Veronica Roberts

The Vertus Hardiman story: Where Horror and Heroism co-habited.

I sat frozen for a while. Then the tears started to fall, I wanted to scream out loud, All my pain and buried demons rose to the surface in a crescendo of pain, shock, anger, sadness, horror. I couldn't believe what I just saw.

I had clicked on a video shared by one of my Facebook friends. Just out of curiosity. What I saw threw me for a loop. I wasn't prepared for the abject horror.

He was an 85 year old African-American man, born into the deep institutional racism of the South. Born into a time where he was thought of as less than, not worthy of the same inalienable rights as 'Whites.'

Where he was just a "guinea pig"-- the 'right specimen to be used. It was like looking at my Dad sitting there, calmly recounting how he and 9 other children were medically experimented on at the tender age of five. Not only was he experimented on but the radiation exposure left him with an oozing, gaping hole in his head.

While attending Lyles Consolidated School in 1927, he and his 9 classmates were experimented on under the guise of the treatments being a cure for the head fungus ringworm. The local County hospital used that ruse to get unsuspecting parents consent to conduct the diabolical experiments.

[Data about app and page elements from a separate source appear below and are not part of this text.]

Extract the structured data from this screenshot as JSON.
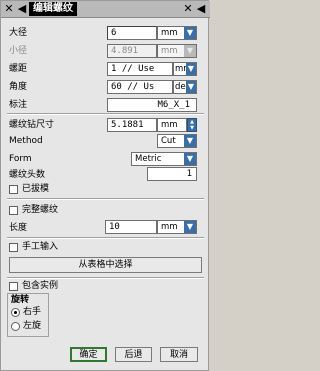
{
  "titlebar": {
    "title": "编辑螺纹",
    "close_glyph": "✕",
    "back_glyph": "◀",
    "pin_glyph": "✕",
    "right_glyph": "◀"
  },
  "fields": {
    "major_diameter": {
      "label": "大径",
      "value": "6",
      "unit": "mm"
    },
    "minor_diameter": {
      "label": "小径",
      "value": "4.891",
      "unit": "mm"
    },
    "pitch": {
      "label": "螺距",
      "value": "1 // Use",
      "unit": "mm"
    },
    "angle": {
      "label": "角度",
      "value": "60 // Us",
      "unit": "deg"
    },
    "callout": {
      "label": "标注",
      "value": "M6_X_1"
    },
    "tap_drill": {
      "label": "螺纹钻尺寸",
      "value": "5.1881",
      "unit": "mm"
    },
    "method": {
      "label": "Method",
      "value": "Cut"
    },
    "form": {
      "label": "Form",
      "value": "Metric"
    },
    "starts": {
      "label": "螺纹头数",
      "value": "1"
    },
    "length": {
      "label": "长度",
      "value": "10",
      "unit": "mm"
    }
  },
  "checkboxes": {
    "tapered": "已拔模",
    "full_thread": "完整螺纹",
    "manual_input": "手工输入",
    "include_instances": "包含实例"
  },
  "select_from_table": "从表格中选择",
  "rotation": {
    "title": "旋转",
    "right_hand": "右手",
    "left_hand": "左旋"
  },
  "buttons": {
    "ok": "确定",
    "back": "后退",
    "cancel": "取消"
  }
}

This is the stuff of which horror fiction is made but he lived it for 80 years, hiding this monstrous results from the public, while managing to grow up, graduate from high school with honors and leave the South to explore his options elsewhere.

He worked with the County of Los Angeles Hospital for 40 years where he was an exemplary worker, with a perfect attendance record. All this with the hole still in his head.

His name was Vertus Hardiman, born on March 9, 1922 in Lyles Station, Indiana which was one of the first African American settlements after slavery and was even known as "Freedom Village." His life is a testament of both horror and heroism. For what he was subjected to as a child and his ability to forgive and triumph over his monumental adversities is nothing short of extraordinary.

He died June 1, 2007 without anger or bitterness towards this country or anyone. He was a staunch believer in God and had been a regular at the First AME Church of Pasadena, California, even sang in the choir.

We've all heard of Nazi Germany and the incredible evil unleashed there. How could they, we have all thought? But right here in the good ole U.S.A. we were whipping up a batch of unspeakable terror ourselves.

Click on the video tab above to see what I mean.